The entrenchment of property rights in the 1996 Constitution came at the end of a long process of hard bargaining which began during the negotiations that led up to the election of 1994 and the transfer of power to the ANC. In seeking now to nullify these rights, the president and his party are signalling that adherence to social compacts is not "the very essence of who we are" but "the very essence of who we aren't".
Among the early indications that the ANC does not consider itself bound by compacts was its violations of the various peace accords it signed in the early 1990s even as it was intensifying the "people's war" that helped bring it to power. Once it was in power, it swiftly gave yet another indication that it does not consider itself so bound when it failed to honour the agreement over international mediation that brought the Inkatha Freedom Party into the 1994 election. The South African Institute of Race Relations (IRR) warned at the time that this was an "ominous" development. Nor did the ANC's breach of these various undertakings redound to the credit of Nelson Mandela.
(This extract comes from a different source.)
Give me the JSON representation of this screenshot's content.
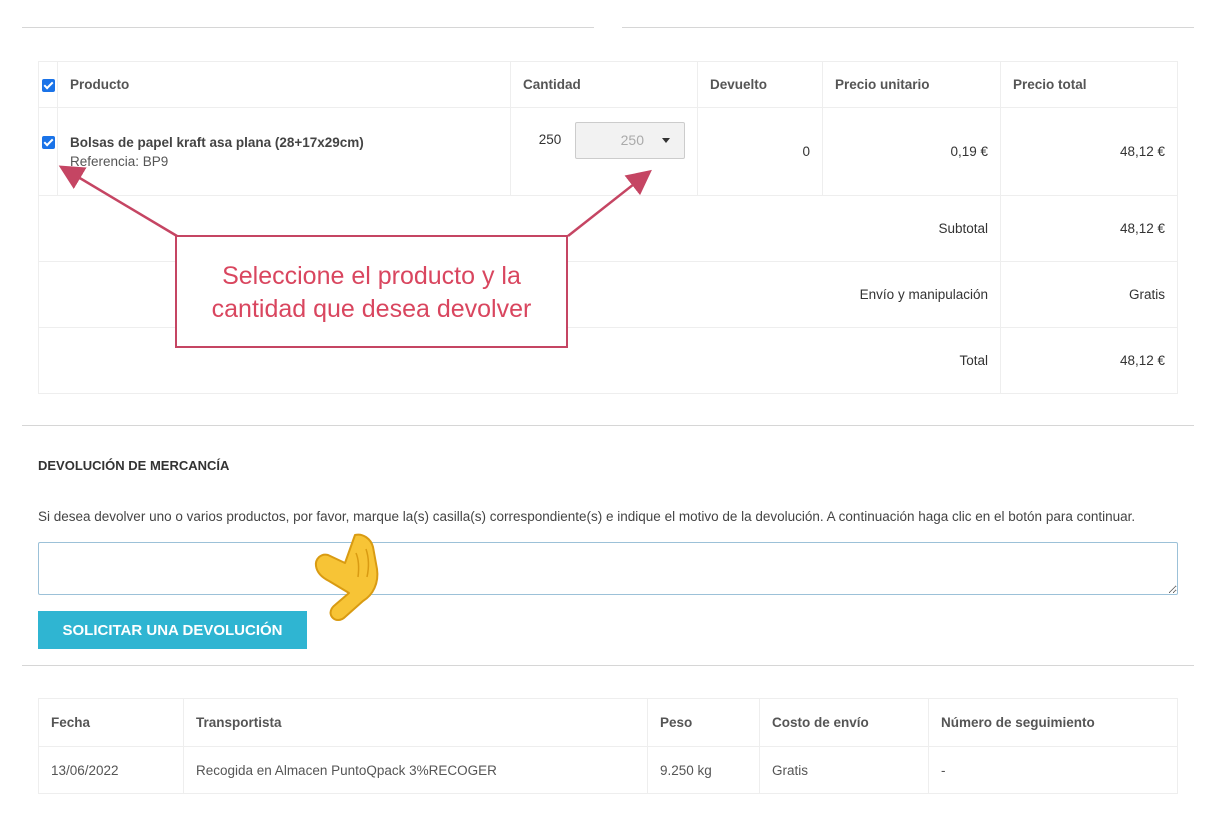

Almost from Day One in power, the ANC's top leadership has made it clear that they do not regard the Constitution as binding upon them. In 1995, for example, Thabo Mbeki, then one of the country's two deputy presidents, said that the negotiations for an interim constitution were "contrived elements" of the transition necessary to end white domination". In 2012 President Jacob Zuma blamed slow progress towards economic freedom in part on the compromises the ANC had had to make in the constitutional talks. During those talks Mr Ramaphosa said the ANC's strategy for dealing with whites would be like boiling a frog alive, which is to raise the temperature very slowly so that it does not jump out of the water.
He and his colleagues – mainstream ANC, not any radical faction – have been in bad faith all along.
The ANC's "strategy and tactics" documents make it clear that the "elimination of apartheid property relations" is critical to the success of the national democratic revolution. The ANC's commitment to its own Freedom Charter overrides the commitments and compromises it made during the constitutional negotiations.
Progress in eliminating private property rights has always been dependent on altering the "balance of forces" in such a way as to favour implementation of the revolutionary programme. When business commentators and banks publish naive and erroneous assurances that nothing fundamental will change when the Constitution is amended, they help to shift the balance of forces in favour of the ANC and its communist and trade union allies. The IRR's campaign to protect private property rights is designed to shift the balance of forces against expropriation and in favour of sticking to the Constitution.
The warning last week by Mike Pompeo, the American secretary of state, is therefore especially important. It follows an instruction to him by Donald Trump in August 2018 to "study farm seizures and expropriations" and a state department comment that expropriation without compensation would "risk sending South Africa down the wrong path".
Speaking now in Addis Ababa, Mr Pompeo used tougher language. He said that the proposed expropriation policy would be "disastrous" for the South African economy as well as for the people of this country. He also warned against failed socialist experiments and stressed the importance of private property rights and the rule of law. And he did this right after he talked about failed states such as Zimbabwe.
* John Kane-Berman is a policy fellow at the IRR, a think-tank that promotes political and economic freedom. Readers are invited to take a stand with the IRR by clicking here or sending an SMS with your name to 32823. Each SMS costs R1. Ts and Cs apply.